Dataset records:
·····
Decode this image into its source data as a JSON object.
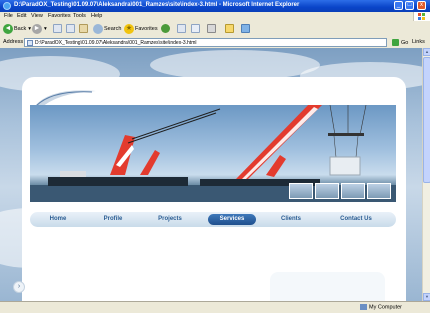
{
  "window": {
    "title": "D:\\ParadOX_Testing\\01.09.07\\Aleksandra\\001_Ramzes\\site\\index-3.html - Microsoft Internet Explorer"
  },
  "menu": [
    "File",
    "Edit",
    "View",
    "Favorites",
    "Tools",
    "Help"
  ],
  "toolbar": {
    "back": "Back",
    "search": "Search",
    "favorites": "Favorites"
  },
  "address": {
    "label": "Address",
    "value": "D:\\ParadOX_Testing\\01.09.07\\Aleksandra\\001_Ramzes\\site\\index-3.html",
    "go": "Go",
    "links": "Links"
  },
  "site": {
    "nav": [
      "Home",
      "Profile",
      "Projects",
      "Services",
      "Clients",
      "Contact Us"
    ],
    "active_nav": "Services"
  },
  "status": {
    "left": "",
    "right": "My Computer"
  },
  "colors": {
    "nav_text": "#2a5c92",
    "nav_active": "#2f66a6",
    "crane_red": "#e33b2e"
  }
}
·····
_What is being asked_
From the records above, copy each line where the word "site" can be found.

_Solution to the problem_
    "title": "D:\\ParadOX_Testing\\01.09.07\\Aleksandra\\001_Ramzes\\site\\index-3.html - Microsoft Internet Explorer"
    "value": "D:\\ParadOX_Testing\\01.09.07\\Aleksandra\\001_Ramzes\\site\\index-3.html",
  "site": {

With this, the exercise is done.